That opening piano playing, gentle, delicate, and instantly familiar, immediately puts me at ease once I start to hear it. Yesterday morning, I was riding Metro North with Taylor en route to go hiking at Breakneck Ridge. We had just passed Spuyten Duyvil and that's when I put on my headphones and lost myself in the scenery out the window, lost myself in the sound coming through my headphones, Billy Joel's beautiful ode to New York, "Empire State of Mind."
He was reading a book. I was listening to Billy Joel and thinking back to the years I have spent in this town, how it is definitely home for me at this point in my life, and how I am increasingly having a difficult time ever imagining myself elsewhere.
A couple weeks ago, there was a fantastic piece, "Street Life," by Joseph Mitchell that The New Yorker teased its readers with, the first chapter of his never completed, never published memoir. I am so hungry to somehow read the rest of this story because it ends on a note that mirrors my own relationship with this city. The piece is a recollection by Mitchell about how much he loves exploring this city by walking around it block by block, riding subway lines to random stops, taking buses to neighborhoods he has never been, and being overwhelmed with all there is to take in in this city, its great variety of life. There are such strong echoes of Walt Whitman throughout the piece, this cataloging of things and sights and taking joy in it all, the experience of being a part of it.
It's a beautiful little essay, but again just a tease, because toward the end of it, Mitchell talks about the experience that anyone who has spent a bit of time living in this city knows, about when the love affair is over, when it seems that this is not the city for you. The piece closes with Mitchell saying that during one of his wanderings, this time around Washington Market, he experiences something that takes him out of his depression.
I want so badly to know what this experience was, and yet am also happy to not know what it is, to have to come about that moment on my own, to find my own Washington Market.
And so, I am riding on this train, Metro North, to go hiking in the woods with a boy I don't know too well, that I met a week or so ago, but who I find myself really attracted to and who I find myself wanting to spend a great deal of time with. He is moving away from this city in a month, moving to Portland. He is over it. I sometimes am, but am other times so in love with this city, head over heels in love with, graffiting its name under bridge in love with. Those opening piano chords start and I exhale and I admit that I can't go anywhere else, that this is home.
"Some folks like to get away/
take a holiday from the neighborhood/
hop a flight to Miami Beach or to Hollywood/
but I am taking a Greyhound on the Hudson River Line."

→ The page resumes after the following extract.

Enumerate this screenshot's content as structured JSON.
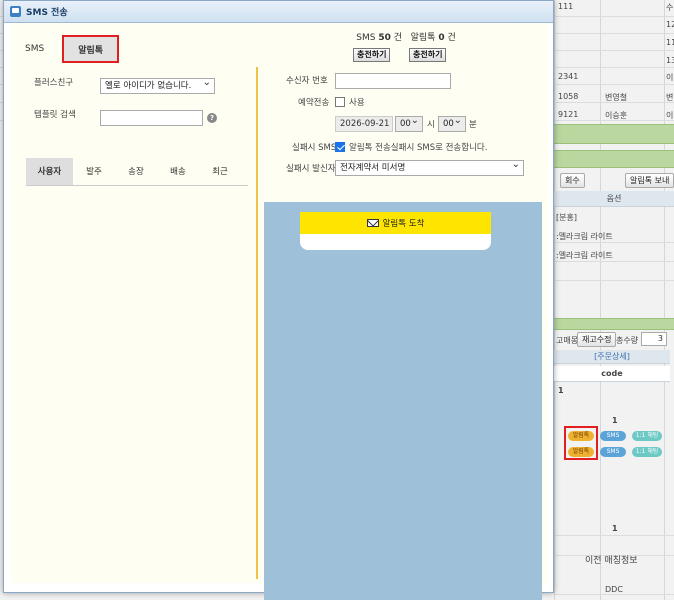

And so maybe it wasn't a Greyhound I was on, maybe it was a commuter rail line, but the song was having an incredible effect on me as I rode along the Hudson River, hearing these lyrics, looking at rail yards, small towns, leafless trees, and bits of ice bobbing in the river.
There was snow on the ground, a thing we had not really anticipated when we decided to make this trip. We scaled rocks, slippery and big. We made it to the top of these rocks and lay in the sun and made out on a rock overlooking the Hudson. The hike down went on and on, the trails covered in slippery snow, which our tennis shoes weren't doing much to keep from soaking our feet. The sun got lower and lower. We made out of the woods before it was entirely set.
We ate burgers, drank beers, and caught the train back to New York City. We watched "Drag Race" with friends at Macri Park and then went to Metropolitan for dollar PBRs. I was ready to be home. Metropolitan was like what I imagine a sad Berlin gay bar to be, mainly because of the terrible dance music that was being played. The music was really putting me on edge and making me vaguely paranoid. I said goodbye to Taylor.
Waiting for the train, I put on my headphones, played a particular Billy Joel song, and calmed down, immediately felt better, felt secure about where my place was in this world, believed I had a home.